The Web is an outstanding marketplace for much that is rare, old or unusual, allowing scattered collectors to chat about their passions and expand their stashes. There are sites selling or auctioning stamps, coins, snuff bottles, Batman memorabilia, vintage cameras and telescope parts. One that has international delivery and allows secure online transactions is Stones & Bones (www.stonesbones.com). This site claims to offer an assortment of "museum quality fossils andmineral specimens" costing from $10 to $5,000. Look here if you seek meteorites, bear skulls or Jurassic-age ammonites (pictured).
FOR OLD MEDIA ENTHUSIASTS

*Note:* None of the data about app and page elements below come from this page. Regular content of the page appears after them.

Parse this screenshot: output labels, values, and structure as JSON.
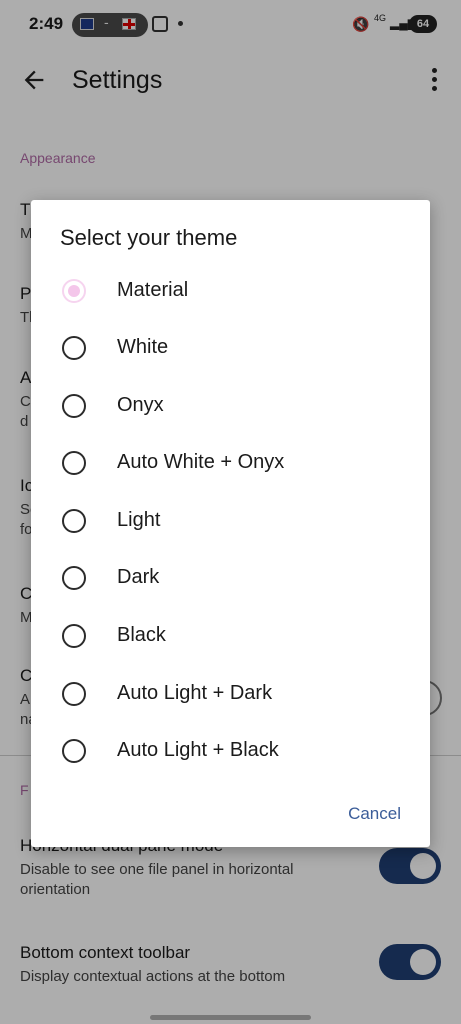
{
  "status_bar": {
    "time": "2:49",
    "network": "4G",
    "battery": "64"
  },
  "app_bar": {
    "title": "Settings"
  },
  "background": {
    "section_appearance": "Appearance",
    "section_other": "F",
    "partial_rows": [
      {
        "title": "T",
        "subtitle": "M"
      },
      {
        "title": "P",
        "subtitle": "Tl"
      },
      {
        "title": "A",
        "subtitle": "C\nd"
      },
      {
        "title": "Ic",
        "subtitle": "Se\nfo"
      },
      {
        "title": "C",
        "subtitle": "M"
      },
      {
        "title": "C",
        "subtitle": "A\nna"
      }
    ],
    "dual_pane": {
      "title": "Horizontal dual pane mode",
      "subtitle": "Disable to see one file panel in horizontal orientation"
    },
    "bottom_toolbar": {
      "title": "Bottom context toolbar",
      "subtitle": "Display contextual actions at the bottom"
    }
  },
  "dialog": {
    "title": "Select your theme",
    "options": [
      {
        "label": "Material",
        "selected": true
      },
      {
        "label": "White",
        "selected": false
      },
      {
        "label": "Onyx",
        "selected": false
      },
      {
        "label": "Auto White + Onyx",
        "selected": false
      },
      {
        "label": "Light",
        "selected": false
      },
      {
        "label": "Dark",
        "selected": false
      },
      {
        "label": "Black",
        "selected": false
      },
      {
        "label": "Auto Light + Dark",
        "selected": false
      },
      {
        "label": "Auto Light + Black",
        "selected": false
      }
    ],
    "cancel_label": "Cancel"
  },
  "colors": {
    "accent": "#3b5d99",
    "toggle_on": "#1f3f73",
    "selected_radio": "#f4c6ea"
  }
}
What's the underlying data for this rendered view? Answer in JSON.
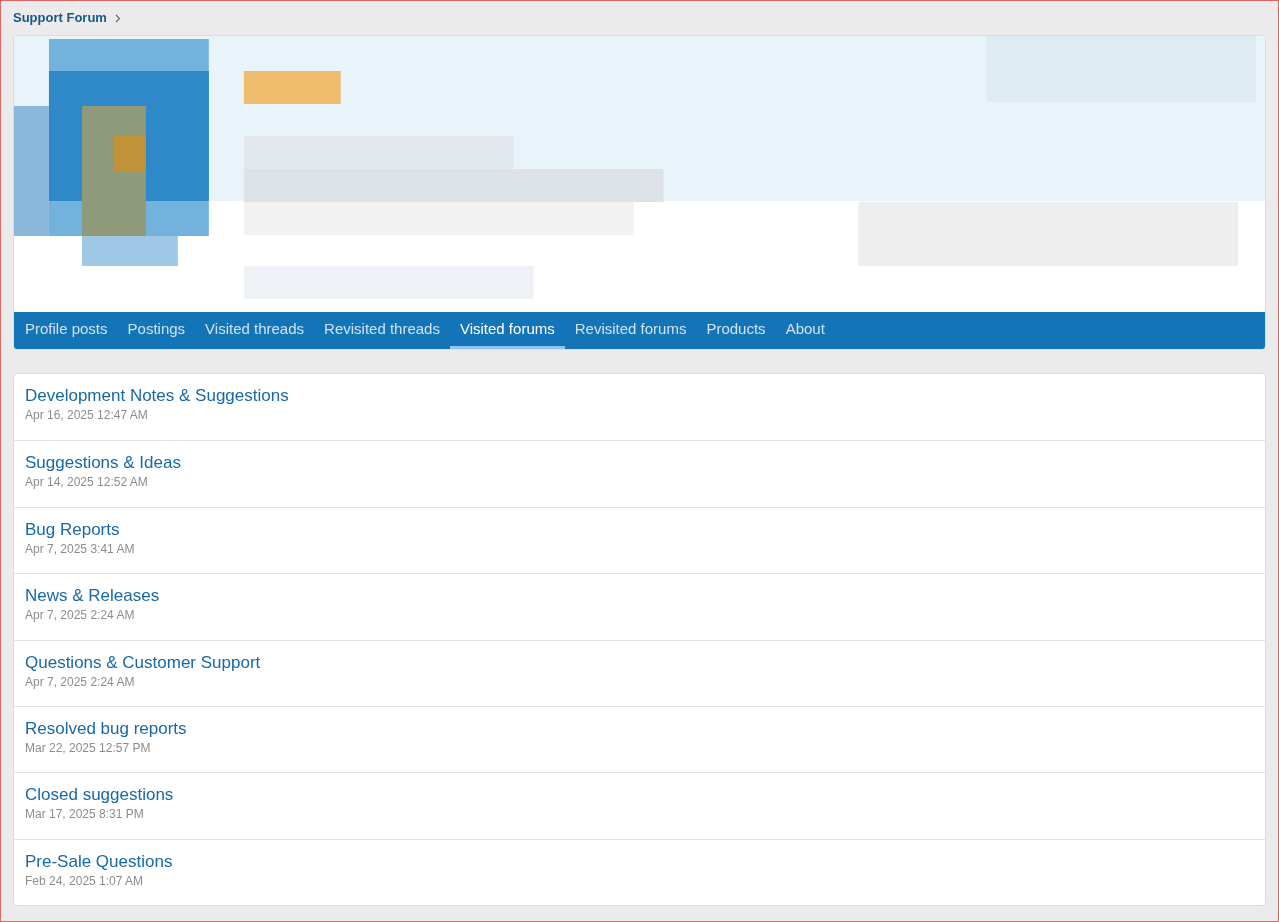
{
  "breadcrumb": {
    "label": "Support Forum"
  },
  "tabs": [
    {
      "label": "Profile posts",
      "selected": false
    },
    {
      "label": "Postings",
      "selected": false
    },
    {
      "label": "Visited threads",
      "selected": false
    },
    {
      "label": "Revisited threads",
      "selected": false
    },
    {
      "label": "Visited forums",
      "selected": true
    },
    {
      "label": "Revisited forums",
      "selected": false
    },
    {
      "label": "Products",
      "selected": false
    },
    {
      "label": "About",
      "selected": false
    }
  ],
  "forums": [
    {
      "title": "Development Notes & Suggestions",
      "date": "Apr 16, 2025 12:47 AM"
    },
    {
      "title": "Suggestions & Ideas",
      "date": "Apr 14, 2025 12:52 AM"
    },
    {
      "title": "Bug Reports",
      "date": "Apr 7, 2025 3:41 AM"
    },
    {
      "title": "News & Releases",
      "date": "Apr 7, 2025 2:24 AM"
    },
    {
      "title": "Questions & Customer Support",
      "date": "Apr 7, 2025 2:24 AM"
    },
    {
      "title": "Resolved bug reports",
      "date": "Mar 22, 2025 12:57 PM"
    },
    {
      "title": "Closed suggestions",
      "date": "Mar 17, 2025 8:31 PM"
    },
    {
      "title": "Pre-Sale Questions",
      "date": "Feb 24, 2025 1:07 AM"
    }
  ]
}
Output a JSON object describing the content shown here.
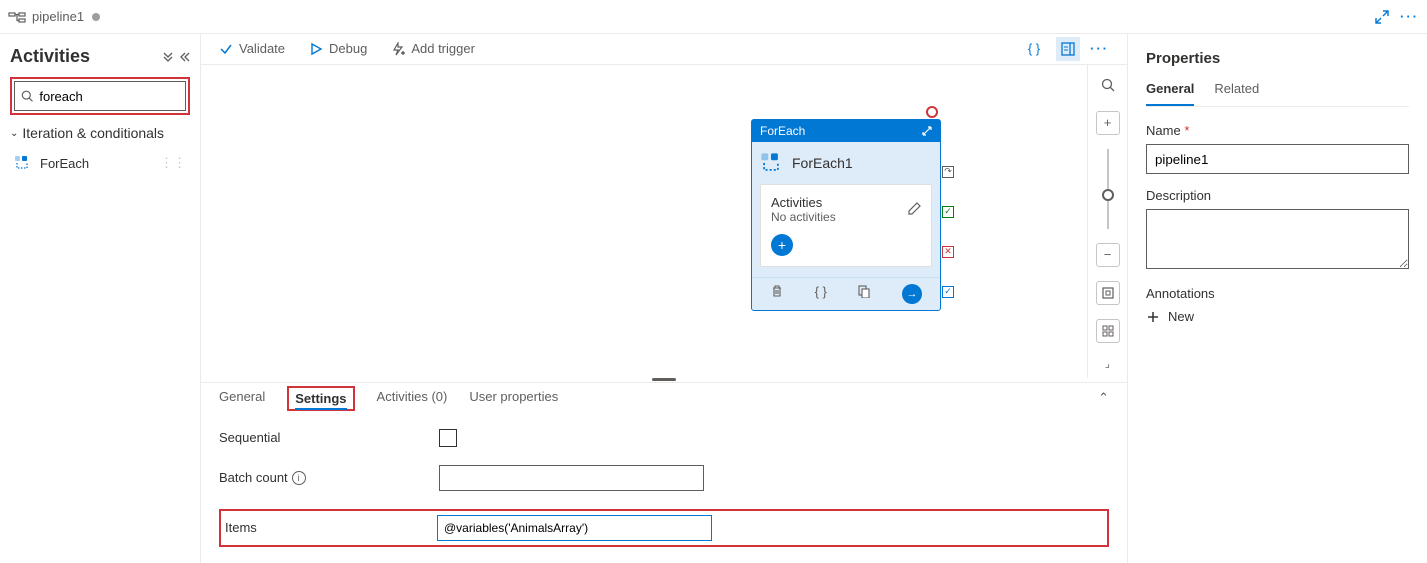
{
  "tab": {
    "title": "pipeline1"
  },
  "leftPanel": {
    "title": "Activities",
    "searchValue": "foreach",
    "category": "Iteration & conditionals",
    "item": "ForEach"
  },
  "toolbar": {
    "validate": "Validate",
    "debug": "Debug",
    "addTrigger": "Add trigger"
  },
  "node": {
    "header": "ForEach",
    "name": "ForEach1",
    "actLabel": "Activities",
    "noAct": "No activities"
  },
  "bottomTabs": {
    "general": "General",
    "settings": "Settings",
    "activities": "Activities (0)",
    "userProps": "User properties"
  },
  "settings": {
    "sequential": "Sequential",
    "batchCount": "Batch count",
    "items": "Items",
    "itemsValue": "@variables('AnimalsArray')"
  },
  "properties": {
    "title": "Properties",
    "generalTab": "General",
    "relatedTab": "Related",
    "nameLabel": "Name",
    "nameValue": "pipeline1",
    "descLabel": "Description",
    "annotationsLabel": "Annotations",
    "newLabel": "New"
  }
}
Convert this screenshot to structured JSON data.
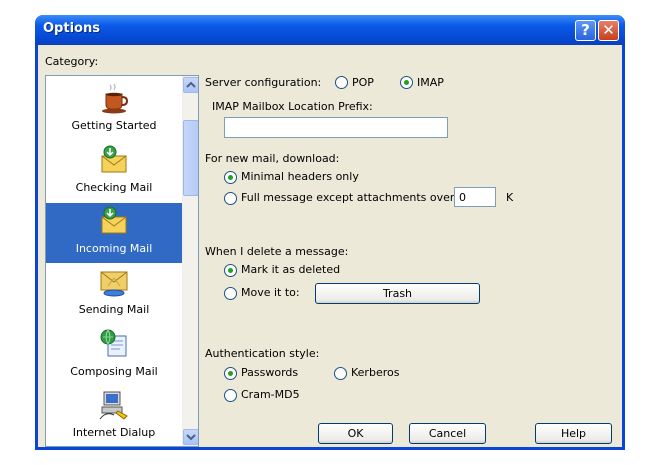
{
  "window": {
    "title": "Options"
  },
  "titlebar": {
    "help_glyph": "?",
    "close_glyph": "✕"
  },
  "category": {
    "label": "Category:",
    "items": [
      {
        "label": "Getting Started",
        "icon": "coffee-cup-icon",
        "selected": false
      },
      {
        "label": "Checking Mail",
        "icon": "check-mail-icon",
        "selected": false
      },
      {
        "label": "Incoming Mail",
        "icon": "incoming-mail-icon",
        "selected": true
      },
      {
        "label": "Sending Mail",
        "icon": "sending-mail-icon",
        "selected": false
      },
      {
        "label": "Composing Mail",
        "icon": "composing-mail-icon",
        "selected": false
      },
      {
        "label": "Internet Dialup",
        "icon": "internet-dialup-icon",
        "selected": false
      }
    ]
  },
  "server": {
    "label": "Server configuration:",
    "options": [
      {
        "label": "POP",
        "checked": false
      },
      {
        "label": "IMAP",
        "checked": true
      }
    ]
  },
  "imap_prefix": {
    "label": "IMAP Mailbox Location Prefix:",
    "value": ""
  },
  "new_mail": {
    "label": "For new mail, download:",
    "option_minimal": "Minimal headers only",
    "option_full": "Full message except attachments over",
    "minimal_checked": true,
    "full_checked": false,
    "size_value": "0",
    "size_unit": "K"
  },
  "delete": {
    "label": "When I delete a message:",
    "option_mark": "Mark it as deleted",
    "option_move": "Move it to:",
    "mark_checked": true,
    "move_checked": false,
    "folder": "Trash"
  },
  "auth": {
    "label": "Authentication style:",
    "option_passwords": "Passwords",
    "option_kerberos": "Kerberos",
    "option_crammd5": "Cram-MD5",
    "selected": "Passwords"
  },
  "buttons": {
    "ok": "OK",
    "cancel": "Cancel",
    "help": "Help"
  },
  "colors": {
    "title_bar": "#0a5ae8",
    "selection": "#316ac5",
    "dialog_face": "#ece9d8",
    "radio_dot": "#21a121"
  }
}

Book lovers, that is. There are numerous booksellers on the Web, including the U.S.-based www.amazon.com and www.barnes&noble.com. Standard airmail delivery to Asia takes two to three weeks. But in addition to the well known U.S. sites, there are interesting specialized distributors. Cantonese readers, for example, can find Chinese literature and translations at Chinese Books Cyberstore -- www.chinesebooks.net. The site offers a particularly wide selection of romance novels. Top sellers include a translation of The Diving Bell & the Butterfly, chronicling the last months of French magazine editor Jean-Dominique Bauby.
JUST YOUR CUP OF TEA?
If it's hard for you to distinguish among the 16 teas at your supermarket, don't shop for tea on the internet. But if you know the difference between Tieguanyin and Phoenix Bird oolong -- or would like to -- you will enjoy Holy Mountain Trading Company, www.holymtn.com. The site offers hundreds of rare and exotic teas, from Chinese and Japanese green, to jasmine, oolong, black and white. It also carries a breathtaking selection of teapots. A bonus: tea-making guidance and history and stories related to the ancient culture of tea-drinking.
FOR THE CRAFTY AND CURIOUS
Couldn't get to Bali last weekend? Tibet? Nepal? Got there but didn't have enough room in your luggage to cart back curios? Order them online. Tibetan and Nepalese gifts are to be found at Tibet/Nepal Imports, www.twotone.net/tibet. Ordering is via low-tech fax or phone, and they're not set up to accept credit cards, but they do ship internationally from their base in California. For Balinese crafts try Pacific Rim International at www.pri.net. Ignoring just how cheap the items would be if you were on the ground buying them, the prices are reasonable. Masks (pictured) are from $60 to $80. A nice touch is Web-head Josh Sklar's personal stories about finding the items in their native environment.
Photographs by Lisa Botos